The concept of “How” do I …?” is often a discussion for educators and students. “How do I … ?” fill in the blank … “solve this word problem,” “write this conclusion,” or the thousands of examples in which teachers explain, model, and demonstrate for students how to do something. As we close the school year, perhaps we show students how to “reflect on the year.” I would agree that the “How?” of learning is possibly one of the most important skills. Students need to learn how to learn and develop metacognition. With our help, they can develop perseverance, develop grit, and work through the struggles and failures of learning. However, I believe we must start with “Why?” and finish with reflections about their “Why?” This is probably the most important aspect to model and discuss with students. This year, we were proud to see our students in all of our schools set and work towards personal goals. The teachers and students are certainly reflecting on those goals as we approach the end of our school year (and some are possibly setting new ones for the summer and for next school year).
Here are some ideas to finish the year strong:
- Lead reflective discussions (perhaps use Pear Deck since teachers control whether responses are displayed for the class, plus they’re displayed anonymously)
- Share your own personal life lessons on setting, achieving and/or not reaching goals
- Discuss favorite or memorable lessons and ask students to explain why they were so memorable (this will help show that you are reflecting as a teacher on how you can make lessons better for students)
- Have students create bulletin board or whiteboard wall art that explains, “Tips for “incoming” students.”
- Consider tracking goals using Sheets and Docs – perhaps students can track some type of personal progress over the summer
- Watch and discuss Angela Duckworth’s TED Talk – “Grit: The power of passion and perseverance”
- Have individual student-led conferences to help students finish strong
- Create a “Pride Wall” for goal achievements where students can share their accomplishments
In the end, start with “Why,” and continue to come back to that throughout the year.
Plan – Do – Check – Act – it’s all a process, especially for learning.

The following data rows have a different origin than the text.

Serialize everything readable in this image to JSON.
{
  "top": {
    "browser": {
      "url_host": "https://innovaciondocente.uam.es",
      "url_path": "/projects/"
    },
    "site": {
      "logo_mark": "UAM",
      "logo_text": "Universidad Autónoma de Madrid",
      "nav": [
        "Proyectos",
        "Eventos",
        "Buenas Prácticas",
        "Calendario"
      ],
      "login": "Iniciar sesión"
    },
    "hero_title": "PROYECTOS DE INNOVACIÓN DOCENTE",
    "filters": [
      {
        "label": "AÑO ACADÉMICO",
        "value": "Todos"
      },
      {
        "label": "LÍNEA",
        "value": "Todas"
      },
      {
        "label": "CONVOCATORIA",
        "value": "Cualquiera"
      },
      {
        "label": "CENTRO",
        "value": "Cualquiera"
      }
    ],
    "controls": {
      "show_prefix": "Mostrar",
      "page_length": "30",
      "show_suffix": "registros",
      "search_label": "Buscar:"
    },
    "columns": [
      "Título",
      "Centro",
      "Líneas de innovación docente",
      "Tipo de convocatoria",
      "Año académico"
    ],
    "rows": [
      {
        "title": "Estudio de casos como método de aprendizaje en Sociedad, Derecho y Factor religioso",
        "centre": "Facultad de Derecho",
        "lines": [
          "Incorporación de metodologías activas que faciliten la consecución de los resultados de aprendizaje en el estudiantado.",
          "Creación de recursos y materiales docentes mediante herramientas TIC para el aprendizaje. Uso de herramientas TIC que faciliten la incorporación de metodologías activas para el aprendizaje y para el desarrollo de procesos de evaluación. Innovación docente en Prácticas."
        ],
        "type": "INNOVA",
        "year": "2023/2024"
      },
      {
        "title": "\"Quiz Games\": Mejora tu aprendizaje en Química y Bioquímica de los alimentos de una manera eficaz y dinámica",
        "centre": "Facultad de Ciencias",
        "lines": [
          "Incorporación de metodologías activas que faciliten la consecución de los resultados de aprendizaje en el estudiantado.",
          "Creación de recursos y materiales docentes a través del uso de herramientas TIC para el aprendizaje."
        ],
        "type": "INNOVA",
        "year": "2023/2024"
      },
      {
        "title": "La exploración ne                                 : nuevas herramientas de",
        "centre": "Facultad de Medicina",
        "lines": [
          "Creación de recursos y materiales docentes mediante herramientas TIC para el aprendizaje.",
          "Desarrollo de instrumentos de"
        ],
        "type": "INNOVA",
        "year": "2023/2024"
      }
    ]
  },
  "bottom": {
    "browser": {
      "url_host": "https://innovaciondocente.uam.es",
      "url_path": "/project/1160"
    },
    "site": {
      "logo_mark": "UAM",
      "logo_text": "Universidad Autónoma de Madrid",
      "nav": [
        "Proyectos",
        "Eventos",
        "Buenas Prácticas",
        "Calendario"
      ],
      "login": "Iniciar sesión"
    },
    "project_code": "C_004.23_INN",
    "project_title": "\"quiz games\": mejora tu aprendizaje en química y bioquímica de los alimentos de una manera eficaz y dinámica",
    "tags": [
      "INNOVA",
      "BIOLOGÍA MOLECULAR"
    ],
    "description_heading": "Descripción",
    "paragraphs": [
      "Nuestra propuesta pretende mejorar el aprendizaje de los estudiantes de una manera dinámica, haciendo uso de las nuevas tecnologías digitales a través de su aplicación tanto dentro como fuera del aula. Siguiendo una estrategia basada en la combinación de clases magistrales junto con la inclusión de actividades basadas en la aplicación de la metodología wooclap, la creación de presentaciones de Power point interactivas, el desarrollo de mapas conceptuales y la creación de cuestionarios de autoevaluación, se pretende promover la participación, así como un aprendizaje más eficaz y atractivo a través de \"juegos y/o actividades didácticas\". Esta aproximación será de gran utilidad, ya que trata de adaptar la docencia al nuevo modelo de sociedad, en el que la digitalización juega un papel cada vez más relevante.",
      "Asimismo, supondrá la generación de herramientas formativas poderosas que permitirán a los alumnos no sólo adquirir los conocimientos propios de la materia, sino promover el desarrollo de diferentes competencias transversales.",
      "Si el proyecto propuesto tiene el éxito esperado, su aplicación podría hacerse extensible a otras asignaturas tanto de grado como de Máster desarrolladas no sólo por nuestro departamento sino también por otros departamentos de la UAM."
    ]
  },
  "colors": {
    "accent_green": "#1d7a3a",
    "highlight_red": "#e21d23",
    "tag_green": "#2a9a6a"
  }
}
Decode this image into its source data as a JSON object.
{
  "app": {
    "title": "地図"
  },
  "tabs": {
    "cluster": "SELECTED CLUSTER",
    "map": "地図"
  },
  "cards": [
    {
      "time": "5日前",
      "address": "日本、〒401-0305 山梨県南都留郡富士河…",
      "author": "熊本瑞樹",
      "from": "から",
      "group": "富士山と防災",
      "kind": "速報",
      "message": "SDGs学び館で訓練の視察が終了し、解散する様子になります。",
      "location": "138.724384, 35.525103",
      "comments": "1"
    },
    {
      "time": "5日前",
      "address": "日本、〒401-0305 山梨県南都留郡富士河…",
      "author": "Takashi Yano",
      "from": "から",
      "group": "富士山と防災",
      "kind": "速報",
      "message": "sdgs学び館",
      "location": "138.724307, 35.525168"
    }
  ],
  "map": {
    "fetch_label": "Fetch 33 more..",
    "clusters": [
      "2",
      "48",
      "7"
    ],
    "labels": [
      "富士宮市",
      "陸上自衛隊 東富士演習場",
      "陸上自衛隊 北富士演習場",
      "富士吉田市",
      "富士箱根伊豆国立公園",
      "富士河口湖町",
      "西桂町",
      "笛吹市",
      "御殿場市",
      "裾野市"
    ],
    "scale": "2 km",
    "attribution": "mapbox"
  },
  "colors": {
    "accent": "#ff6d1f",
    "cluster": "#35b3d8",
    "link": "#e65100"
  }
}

Data informs every aspect of decision-making. The flowchart below is a look at how data collection, asking questions, finding answers (not the answers you want, but discovering what the data says) informs everything from “What do our teachers value?” to “Why and how should we pilot a new program?” to “What professional development does our staff want and need?”